The new piece, Kummer #50 is filled with accidentals. It’s also in D-minor, which means I have to remember my earlier technique about opening my hand and going from B-flat (I) to G. I’m going to try to blog my learning of this piece in more detail than I have with other pieces because I found that reading over the more detailed blog entries from last year was more helpful to me than the philosophically minded process entries.

My first step was to take some of the slurs that occur towards the end of the passage and try to get those, since they have fewer accidentals.

I also looked through the first two measures and tried to nail the rhythm. I’m still not sure why there is 6/4 time, and not some other version of x/4 time. I was told that the human mind can grasp the concepts of 2,3,4 and even 5 with only glancing, but at 6 or above we have to switch to a different part of our brain to count. So, this rhythm for me doesn’t seem to have a strong pulse since there is too much between the accented beats.

Experience will likely prove me wrong, but part of the this blog is to write down my impressions as they happen and then enjoy how wrong I am when I re-read this a few years later.
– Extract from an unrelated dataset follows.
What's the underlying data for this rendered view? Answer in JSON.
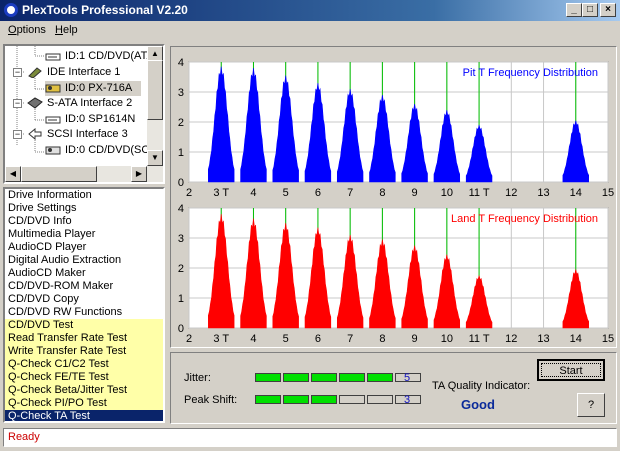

Also, the Boccherini Minuet is starting to feel better. The first two lines are starting to sound more fun. The focus this week is going to be on that third line. Dan also suggested that I set the metronome at one click per bar and just fly. Ignore tone and intonation completely and just go for it with my right hand.

Which brings to mind the Tom Petty Song

I’m learning to fly, around the clouds,
But what goes up must come down

I’m learning to fly, but I ain’t got wings
Coming down is the hardest thing

If “coming down” means getting my bow ready and not landing with a thunk, then this analogy works very nicely.

Also, I’m going down to see Dan play in his newly formed Brooks-Delaney Duo at Calliope Music in Ardmore, PA. If any of you are reading this and can get over there, it will likely be a great show. I like to brag on my teacher a bit, and I get no compensation direct or otherwise for doing so.